### The data
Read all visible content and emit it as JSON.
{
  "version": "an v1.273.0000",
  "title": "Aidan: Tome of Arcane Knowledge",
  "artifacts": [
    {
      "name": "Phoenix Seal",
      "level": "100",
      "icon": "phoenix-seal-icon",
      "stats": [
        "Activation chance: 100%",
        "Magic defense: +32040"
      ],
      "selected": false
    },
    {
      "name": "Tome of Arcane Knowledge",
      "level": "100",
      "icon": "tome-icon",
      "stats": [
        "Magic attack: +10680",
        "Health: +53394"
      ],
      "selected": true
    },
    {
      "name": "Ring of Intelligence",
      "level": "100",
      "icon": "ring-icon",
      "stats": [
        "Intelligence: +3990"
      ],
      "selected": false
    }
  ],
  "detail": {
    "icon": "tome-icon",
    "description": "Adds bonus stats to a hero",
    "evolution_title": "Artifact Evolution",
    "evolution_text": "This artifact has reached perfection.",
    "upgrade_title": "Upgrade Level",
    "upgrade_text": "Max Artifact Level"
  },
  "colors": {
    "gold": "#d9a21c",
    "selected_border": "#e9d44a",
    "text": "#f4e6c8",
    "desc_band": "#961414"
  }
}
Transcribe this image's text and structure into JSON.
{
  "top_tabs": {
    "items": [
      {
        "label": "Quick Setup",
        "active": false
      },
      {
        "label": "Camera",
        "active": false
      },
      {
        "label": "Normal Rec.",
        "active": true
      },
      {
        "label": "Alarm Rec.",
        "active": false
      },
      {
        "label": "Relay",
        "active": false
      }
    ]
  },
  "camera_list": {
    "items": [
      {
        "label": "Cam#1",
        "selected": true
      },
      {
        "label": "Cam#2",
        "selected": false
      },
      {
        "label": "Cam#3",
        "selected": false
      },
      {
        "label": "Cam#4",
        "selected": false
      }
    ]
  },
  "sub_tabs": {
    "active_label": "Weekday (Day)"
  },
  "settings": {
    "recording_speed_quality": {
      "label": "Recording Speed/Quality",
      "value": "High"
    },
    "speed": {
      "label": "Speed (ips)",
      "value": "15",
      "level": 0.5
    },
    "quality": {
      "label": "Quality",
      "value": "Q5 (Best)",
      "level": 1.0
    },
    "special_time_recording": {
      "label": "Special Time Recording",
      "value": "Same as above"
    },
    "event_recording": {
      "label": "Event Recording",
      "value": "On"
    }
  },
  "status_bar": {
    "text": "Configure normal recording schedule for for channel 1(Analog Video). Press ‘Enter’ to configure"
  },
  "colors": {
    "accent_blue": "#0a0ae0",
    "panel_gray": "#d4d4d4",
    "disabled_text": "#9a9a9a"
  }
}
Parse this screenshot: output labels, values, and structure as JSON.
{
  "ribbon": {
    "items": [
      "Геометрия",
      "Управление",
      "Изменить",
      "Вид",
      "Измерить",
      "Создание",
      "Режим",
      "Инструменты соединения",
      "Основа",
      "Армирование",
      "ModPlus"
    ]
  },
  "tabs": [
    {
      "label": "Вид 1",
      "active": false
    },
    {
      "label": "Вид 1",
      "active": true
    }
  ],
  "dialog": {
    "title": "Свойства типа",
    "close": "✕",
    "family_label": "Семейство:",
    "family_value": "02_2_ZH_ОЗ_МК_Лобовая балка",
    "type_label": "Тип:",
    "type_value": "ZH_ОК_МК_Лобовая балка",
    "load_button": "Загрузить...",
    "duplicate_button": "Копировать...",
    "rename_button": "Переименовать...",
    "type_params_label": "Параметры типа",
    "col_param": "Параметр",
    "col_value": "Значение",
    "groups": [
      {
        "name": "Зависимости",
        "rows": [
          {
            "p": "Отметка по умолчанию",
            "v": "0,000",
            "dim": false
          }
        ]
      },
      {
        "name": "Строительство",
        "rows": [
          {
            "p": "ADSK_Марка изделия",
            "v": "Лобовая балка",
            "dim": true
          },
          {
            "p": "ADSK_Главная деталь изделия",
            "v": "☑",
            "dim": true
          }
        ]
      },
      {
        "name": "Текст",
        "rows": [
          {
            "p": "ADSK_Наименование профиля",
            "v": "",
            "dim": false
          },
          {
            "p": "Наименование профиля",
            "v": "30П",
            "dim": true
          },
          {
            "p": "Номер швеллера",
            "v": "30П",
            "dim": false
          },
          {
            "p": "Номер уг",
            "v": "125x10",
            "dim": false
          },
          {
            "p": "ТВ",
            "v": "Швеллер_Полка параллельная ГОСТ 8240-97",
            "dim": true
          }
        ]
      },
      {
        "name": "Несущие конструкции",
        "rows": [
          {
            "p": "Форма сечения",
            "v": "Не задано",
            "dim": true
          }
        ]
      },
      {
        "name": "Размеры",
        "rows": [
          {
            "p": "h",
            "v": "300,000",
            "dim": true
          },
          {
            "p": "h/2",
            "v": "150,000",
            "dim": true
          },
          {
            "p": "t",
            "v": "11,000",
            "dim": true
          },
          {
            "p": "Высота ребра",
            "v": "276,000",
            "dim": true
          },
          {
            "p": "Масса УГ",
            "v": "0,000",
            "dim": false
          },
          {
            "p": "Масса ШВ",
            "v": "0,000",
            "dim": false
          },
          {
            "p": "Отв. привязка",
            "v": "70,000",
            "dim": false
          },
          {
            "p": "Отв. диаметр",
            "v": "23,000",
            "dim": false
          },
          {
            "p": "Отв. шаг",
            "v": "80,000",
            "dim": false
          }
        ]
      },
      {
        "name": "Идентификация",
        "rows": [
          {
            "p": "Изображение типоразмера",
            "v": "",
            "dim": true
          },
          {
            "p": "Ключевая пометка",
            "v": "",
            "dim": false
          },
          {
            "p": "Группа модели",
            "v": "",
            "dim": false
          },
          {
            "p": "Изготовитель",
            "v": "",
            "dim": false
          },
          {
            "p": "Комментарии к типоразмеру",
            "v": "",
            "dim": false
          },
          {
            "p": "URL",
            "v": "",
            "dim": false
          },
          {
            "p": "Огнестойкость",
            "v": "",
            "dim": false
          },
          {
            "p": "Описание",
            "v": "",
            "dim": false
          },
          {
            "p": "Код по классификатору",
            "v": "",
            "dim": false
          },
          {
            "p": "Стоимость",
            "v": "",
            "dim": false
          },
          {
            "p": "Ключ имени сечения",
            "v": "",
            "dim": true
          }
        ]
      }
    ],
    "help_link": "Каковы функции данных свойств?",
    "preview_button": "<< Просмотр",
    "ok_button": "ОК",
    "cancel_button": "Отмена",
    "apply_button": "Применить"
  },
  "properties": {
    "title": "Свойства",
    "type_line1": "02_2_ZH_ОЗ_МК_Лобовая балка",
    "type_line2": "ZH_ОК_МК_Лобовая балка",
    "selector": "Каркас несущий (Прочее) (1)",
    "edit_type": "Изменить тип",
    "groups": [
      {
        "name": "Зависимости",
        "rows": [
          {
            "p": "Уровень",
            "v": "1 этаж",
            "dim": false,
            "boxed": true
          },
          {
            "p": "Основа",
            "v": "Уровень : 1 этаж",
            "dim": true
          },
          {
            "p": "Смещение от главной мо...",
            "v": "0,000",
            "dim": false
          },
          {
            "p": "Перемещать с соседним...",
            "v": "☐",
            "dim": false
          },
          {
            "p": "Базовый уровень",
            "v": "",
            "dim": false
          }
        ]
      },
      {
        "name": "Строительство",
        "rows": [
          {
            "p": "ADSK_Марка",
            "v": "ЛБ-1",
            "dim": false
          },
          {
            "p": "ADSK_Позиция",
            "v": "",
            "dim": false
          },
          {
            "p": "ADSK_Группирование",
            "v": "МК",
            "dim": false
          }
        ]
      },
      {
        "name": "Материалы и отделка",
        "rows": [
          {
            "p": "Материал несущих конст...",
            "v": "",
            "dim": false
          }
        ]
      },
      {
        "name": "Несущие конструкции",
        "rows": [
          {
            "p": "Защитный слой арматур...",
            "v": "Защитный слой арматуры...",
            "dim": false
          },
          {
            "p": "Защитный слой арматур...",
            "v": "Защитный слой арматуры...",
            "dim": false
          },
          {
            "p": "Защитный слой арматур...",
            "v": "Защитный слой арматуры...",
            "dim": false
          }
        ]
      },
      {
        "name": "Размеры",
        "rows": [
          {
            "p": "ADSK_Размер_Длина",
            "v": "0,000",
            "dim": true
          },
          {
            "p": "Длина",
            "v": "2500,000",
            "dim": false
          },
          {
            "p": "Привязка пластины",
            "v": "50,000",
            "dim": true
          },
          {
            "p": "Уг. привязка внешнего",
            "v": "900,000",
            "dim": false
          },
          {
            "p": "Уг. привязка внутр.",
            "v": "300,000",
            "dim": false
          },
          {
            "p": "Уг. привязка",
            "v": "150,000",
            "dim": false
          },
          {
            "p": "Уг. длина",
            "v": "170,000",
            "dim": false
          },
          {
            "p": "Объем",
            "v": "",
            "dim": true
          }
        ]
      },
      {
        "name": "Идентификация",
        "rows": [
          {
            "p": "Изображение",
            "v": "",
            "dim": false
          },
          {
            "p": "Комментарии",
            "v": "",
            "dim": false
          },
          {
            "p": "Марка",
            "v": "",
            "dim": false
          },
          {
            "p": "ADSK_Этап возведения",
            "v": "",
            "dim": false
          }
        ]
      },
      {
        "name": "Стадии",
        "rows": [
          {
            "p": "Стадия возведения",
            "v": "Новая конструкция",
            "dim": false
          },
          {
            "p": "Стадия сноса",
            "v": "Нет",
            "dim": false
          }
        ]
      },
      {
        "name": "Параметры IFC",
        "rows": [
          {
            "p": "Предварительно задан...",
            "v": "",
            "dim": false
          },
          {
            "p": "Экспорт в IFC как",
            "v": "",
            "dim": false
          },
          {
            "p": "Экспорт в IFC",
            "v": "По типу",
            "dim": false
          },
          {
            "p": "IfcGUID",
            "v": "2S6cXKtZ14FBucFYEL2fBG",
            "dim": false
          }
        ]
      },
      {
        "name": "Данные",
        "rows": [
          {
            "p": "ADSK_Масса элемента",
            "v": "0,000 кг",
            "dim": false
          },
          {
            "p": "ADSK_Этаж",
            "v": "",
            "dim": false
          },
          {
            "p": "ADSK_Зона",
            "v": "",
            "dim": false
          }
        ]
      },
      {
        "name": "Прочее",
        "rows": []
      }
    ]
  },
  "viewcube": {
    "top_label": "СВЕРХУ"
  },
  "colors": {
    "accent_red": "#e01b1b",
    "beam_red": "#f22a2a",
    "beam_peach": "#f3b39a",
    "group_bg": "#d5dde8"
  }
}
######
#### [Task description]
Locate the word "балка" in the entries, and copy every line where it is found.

#### [Solution]
    "family_value": "02_2_ZH_ОЗ_МК_Лобовая балка",
    "type_value": "ZH_ОК_МК_Лобовая балка",
            "v": "Лобовая балка",
    "type_line1": "02_2_ZH_ОЗ_МК_Лобовая балка",
    "type_line2": "ZH_ОК_МК_Лобовая балка",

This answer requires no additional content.